■ **Problem statement**
Return only those lines of the listing in which "this" appears.

■ **Exercise materials**
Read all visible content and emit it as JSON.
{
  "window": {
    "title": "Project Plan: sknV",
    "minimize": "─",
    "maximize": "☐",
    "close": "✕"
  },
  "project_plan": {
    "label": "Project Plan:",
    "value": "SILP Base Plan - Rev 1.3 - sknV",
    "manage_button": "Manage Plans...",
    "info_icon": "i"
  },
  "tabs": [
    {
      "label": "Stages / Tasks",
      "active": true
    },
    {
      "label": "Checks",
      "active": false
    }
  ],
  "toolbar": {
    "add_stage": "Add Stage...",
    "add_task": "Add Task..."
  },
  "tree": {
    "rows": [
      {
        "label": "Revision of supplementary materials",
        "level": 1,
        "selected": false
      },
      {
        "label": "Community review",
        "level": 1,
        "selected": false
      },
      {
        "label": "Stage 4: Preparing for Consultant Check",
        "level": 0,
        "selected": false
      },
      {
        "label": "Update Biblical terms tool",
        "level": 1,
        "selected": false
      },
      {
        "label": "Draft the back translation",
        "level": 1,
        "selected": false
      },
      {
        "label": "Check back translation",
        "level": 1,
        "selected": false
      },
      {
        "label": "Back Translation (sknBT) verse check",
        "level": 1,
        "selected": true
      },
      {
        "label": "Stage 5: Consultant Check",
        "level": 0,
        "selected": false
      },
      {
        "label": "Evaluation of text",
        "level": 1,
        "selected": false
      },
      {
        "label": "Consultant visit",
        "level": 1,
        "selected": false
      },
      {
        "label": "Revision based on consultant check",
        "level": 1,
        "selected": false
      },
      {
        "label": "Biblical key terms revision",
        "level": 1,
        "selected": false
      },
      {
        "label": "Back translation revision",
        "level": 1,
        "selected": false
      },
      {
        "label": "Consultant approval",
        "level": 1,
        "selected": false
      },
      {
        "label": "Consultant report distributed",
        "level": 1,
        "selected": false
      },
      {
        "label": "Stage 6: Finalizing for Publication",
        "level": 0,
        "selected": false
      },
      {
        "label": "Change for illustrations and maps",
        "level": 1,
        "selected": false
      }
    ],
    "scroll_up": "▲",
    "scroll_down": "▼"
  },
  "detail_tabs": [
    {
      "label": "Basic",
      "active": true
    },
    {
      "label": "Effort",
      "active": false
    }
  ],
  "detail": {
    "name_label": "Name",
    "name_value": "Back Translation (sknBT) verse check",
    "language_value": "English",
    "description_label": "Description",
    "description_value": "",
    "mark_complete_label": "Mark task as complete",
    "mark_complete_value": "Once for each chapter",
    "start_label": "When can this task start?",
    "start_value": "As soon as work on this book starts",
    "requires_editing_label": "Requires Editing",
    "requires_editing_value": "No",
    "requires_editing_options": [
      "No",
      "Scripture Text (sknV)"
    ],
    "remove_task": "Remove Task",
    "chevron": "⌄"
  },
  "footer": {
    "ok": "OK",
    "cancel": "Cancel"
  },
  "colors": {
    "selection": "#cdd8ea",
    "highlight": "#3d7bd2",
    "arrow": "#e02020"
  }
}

■ **Exercise answer**
    "start_label": "When can this task start?",
    "start_value": "As soon as work on this book starts",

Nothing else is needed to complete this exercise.